A bone scan is a test to help find the cause of your back pain. A bone scan can often find a problem days to months earlier than a regular X-ray test.
Two very different kinds of tests may be called bone scans. One type tests the density of the bone and is used to diagnose osteoporosis. This type of bone scan uses narrow X-ray beams or ultrasound to see how solid the bone is. No preparation is required for this test, which takes only a few minutes and has no side effects. (See Dual-Photon Absorptiometry and Peripheral Bone Density Testing.)
The second type of bone scan is used to identify areas where there is unusually active bone formation. It is frequently used to pinpoint stress fracture sites or the presence of arthritis, infection, or cancer. A radioactive substance is injected into a vein in your arm. This substance, called a tracer, travels through your bloodstream and into your bones. This could take several hours.
A special camera takes pictures of the tracer in your bones. Areas that absorb little or no amount of tracer appear as dark or “cold” spots. Areas of fast bone growth or repair absorb more tracers and show up as bright or “hot” spots in the pictures. Hot spots may point to problems such as arthritis, a tumor, a fracture, or an infection.

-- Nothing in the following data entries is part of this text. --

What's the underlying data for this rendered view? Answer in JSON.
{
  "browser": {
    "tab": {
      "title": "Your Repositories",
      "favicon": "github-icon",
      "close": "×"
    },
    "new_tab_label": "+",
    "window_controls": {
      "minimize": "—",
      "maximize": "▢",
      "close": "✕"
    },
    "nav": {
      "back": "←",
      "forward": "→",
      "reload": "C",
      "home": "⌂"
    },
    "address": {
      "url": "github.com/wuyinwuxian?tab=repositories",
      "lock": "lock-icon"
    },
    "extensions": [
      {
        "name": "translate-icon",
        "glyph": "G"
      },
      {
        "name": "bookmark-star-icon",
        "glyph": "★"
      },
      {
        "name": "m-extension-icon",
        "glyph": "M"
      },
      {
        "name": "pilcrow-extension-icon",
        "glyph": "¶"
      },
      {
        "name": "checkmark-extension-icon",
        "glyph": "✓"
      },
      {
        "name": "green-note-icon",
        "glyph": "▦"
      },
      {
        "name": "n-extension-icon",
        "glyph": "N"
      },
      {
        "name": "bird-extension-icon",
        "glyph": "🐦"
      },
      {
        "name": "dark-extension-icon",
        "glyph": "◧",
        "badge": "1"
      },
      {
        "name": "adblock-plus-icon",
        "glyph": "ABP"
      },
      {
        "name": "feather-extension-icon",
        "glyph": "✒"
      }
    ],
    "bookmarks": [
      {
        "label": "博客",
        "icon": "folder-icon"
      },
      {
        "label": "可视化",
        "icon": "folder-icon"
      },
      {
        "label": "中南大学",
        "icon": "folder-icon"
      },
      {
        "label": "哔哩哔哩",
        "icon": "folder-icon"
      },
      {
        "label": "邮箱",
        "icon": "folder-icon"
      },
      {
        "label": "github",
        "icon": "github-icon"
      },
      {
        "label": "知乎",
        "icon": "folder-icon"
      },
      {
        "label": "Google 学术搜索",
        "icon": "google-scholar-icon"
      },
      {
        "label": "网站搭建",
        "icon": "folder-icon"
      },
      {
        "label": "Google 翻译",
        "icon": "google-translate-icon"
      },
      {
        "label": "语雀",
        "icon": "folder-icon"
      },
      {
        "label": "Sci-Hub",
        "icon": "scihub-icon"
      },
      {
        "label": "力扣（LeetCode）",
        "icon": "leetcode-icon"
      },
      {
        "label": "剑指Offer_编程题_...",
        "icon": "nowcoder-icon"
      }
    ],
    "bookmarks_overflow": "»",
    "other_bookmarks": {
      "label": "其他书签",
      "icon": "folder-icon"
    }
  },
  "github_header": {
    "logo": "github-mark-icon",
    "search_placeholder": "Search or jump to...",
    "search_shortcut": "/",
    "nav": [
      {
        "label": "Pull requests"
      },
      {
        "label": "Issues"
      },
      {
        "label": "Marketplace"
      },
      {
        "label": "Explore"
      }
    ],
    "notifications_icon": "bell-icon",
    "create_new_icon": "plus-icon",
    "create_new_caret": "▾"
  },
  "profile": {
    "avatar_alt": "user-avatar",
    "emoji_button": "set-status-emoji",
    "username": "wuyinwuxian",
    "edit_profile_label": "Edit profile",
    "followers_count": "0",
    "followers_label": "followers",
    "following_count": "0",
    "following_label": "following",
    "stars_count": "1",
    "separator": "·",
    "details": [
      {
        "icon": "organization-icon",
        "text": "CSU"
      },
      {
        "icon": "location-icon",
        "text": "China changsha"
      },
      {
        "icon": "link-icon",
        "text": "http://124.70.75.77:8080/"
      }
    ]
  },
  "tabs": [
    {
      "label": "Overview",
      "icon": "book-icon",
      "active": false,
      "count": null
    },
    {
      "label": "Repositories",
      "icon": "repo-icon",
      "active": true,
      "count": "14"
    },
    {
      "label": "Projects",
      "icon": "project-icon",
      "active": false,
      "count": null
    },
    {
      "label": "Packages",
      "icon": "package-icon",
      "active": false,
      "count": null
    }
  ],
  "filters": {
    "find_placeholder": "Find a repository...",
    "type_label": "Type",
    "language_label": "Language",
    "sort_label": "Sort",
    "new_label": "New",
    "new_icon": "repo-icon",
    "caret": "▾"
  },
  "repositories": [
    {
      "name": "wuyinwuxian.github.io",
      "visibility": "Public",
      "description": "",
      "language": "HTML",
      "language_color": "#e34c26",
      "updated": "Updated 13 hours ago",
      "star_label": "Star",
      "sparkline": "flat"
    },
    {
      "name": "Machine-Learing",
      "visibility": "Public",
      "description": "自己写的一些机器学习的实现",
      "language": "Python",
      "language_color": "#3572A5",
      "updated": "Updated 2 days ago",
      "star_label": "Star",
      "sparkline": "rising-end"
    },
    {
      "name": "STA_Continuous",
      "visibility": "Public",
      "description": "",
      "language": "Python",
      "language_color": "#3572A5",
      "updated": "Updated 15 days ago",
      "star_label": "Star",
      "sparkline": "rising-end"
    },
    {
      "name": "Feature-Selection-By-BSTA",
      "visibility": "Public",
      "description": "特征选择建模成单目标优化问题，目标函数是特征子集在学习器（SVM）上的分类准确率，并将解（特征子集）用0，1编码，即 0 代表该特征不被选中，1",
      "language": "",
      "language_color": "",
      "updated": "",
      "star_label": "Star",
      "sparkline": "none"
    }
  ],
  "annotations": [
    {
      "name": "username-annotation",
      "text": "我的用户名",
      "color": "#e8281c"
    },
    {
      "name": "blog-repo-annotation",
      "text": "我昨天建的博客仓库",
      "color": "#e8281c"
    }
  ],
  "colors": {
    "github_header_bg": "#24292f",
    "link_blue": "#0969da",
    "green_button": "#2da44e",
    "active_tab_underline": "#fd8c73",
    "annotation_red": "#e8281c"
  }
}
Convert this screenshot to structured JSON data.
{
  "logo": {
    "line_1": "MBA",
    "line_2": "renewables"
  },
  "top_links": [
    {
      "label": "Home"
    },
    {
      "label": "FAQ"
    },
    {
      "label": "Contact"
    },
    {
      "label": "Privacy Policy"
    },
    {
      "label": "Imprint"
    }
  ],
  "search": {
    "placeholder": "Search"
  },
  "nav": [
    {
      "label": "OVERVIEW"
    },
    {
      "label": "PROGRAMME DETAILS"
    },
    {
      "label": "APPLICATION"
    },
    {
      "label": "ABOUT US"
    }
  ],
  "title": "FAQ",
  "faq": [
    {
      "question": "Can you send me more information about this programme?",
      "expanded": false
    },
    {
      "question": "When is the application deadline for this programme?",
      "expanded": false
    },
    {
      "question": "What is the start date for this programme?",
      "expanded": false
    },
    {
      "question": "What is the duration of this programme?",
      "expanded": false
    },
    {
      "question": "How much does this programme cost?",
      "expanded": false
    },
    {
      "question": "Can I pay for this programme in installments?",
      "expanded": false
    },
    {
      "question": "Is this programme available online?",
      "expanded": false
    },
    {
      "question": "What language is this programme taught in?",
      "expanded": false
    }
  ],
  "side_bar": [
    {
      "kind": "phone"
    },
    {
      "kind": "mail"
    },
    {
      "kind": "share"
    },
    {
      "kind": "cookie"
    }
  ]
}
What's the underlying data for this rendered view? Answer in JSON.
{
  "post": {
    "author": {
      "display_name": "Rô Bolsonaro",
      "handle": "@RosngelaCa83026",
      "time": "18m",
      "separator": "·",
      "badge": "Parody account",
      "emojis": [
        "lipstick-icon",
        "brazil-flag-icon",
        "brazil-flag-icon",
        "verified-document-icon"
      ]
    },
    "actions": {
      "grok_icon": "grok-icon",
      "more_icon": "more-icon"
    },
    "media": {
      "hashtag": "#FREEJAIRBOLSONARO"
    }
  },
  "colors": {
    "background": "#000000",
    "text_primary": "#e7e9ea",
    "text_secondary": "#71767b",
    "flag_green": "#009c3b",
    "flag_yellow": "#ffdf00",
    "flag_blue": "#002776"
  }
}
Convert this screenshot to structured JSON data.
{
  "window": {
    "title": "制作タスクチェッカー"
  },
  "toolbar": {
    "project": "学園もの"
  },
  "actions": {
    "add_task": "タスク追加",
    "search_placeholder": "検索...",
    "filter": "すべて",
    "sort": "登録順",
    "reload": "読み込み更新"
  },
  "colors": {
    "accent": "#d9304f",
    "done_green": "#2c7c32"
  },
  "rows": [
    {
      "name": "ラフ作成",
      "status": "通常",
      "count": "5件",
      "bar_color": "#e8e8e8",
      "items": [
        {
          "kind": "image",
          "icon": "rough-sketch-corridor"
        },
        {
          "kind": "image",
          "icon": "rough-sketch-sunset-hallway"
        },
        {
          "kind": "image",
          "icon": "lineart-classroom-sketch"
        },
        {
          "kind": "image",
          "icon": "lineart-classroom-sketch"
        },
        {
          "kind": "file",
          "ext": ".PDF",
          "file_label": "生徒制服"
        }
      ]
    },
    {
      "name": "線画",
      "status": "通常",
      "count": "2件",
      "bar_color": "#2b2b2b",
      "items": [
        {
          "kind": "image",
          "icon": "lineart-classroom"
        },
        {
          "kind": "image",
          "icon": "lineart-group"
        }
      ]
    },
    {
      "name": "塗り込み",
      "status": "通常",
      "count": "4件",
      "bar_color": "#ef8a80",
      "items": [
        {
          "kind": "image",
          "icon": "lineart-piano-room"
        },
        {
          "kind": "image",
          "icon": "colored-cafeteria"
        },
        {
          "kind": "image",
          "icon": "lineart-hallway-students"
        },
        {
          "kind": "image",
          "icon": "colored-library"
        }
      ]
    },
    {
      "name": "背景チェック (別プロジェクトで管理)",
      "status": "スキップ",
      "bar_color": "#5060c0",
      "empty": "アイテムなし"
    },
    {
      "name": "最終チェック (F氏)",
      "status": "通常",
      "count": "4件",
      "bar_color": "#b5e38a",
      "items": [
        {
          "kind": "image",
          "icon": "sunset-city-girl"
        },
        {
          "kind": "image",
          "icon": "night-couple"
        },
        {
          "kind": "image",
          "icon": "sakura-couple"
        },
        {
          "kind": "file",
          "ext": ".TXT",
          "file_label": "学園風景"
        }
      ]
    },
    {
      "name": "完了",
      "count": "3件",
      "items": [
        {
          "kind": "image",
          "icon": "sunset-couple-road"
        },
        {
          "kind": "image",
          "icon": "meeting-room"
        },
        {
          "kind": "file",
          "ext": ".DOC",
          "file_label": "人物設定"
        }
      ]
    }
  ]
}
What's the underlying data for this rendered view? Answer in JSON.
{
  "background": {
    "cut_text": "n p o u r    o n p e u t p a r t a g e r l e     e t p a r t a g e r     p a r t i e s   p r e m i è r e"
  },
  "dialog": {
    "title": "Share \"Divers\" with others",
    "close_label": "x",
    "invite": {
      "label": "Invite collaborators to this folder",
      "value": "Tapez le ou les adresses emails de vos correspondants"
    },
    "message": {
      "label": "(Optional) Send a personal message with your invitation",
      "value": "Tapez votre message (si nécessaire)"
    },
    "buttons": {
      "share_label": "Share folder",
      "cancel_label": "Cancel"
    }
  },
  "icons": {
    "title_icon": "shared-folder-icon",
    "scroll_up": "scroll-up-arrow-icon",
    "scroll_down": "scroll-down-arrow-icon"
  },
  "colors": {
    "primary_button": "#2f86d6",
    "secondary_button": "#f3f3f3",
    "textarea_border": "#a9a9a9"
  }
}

No fasting or other preparation is required. The amount of radioactivity absorbed during a technetium bone scan is minimal, and there are usually no side effects. You may feel some discomfort as the IV line is placed. Some people may feel nauseous. Tell your physician if you are or may be pregnant or are a nursing mother before you schedule this test.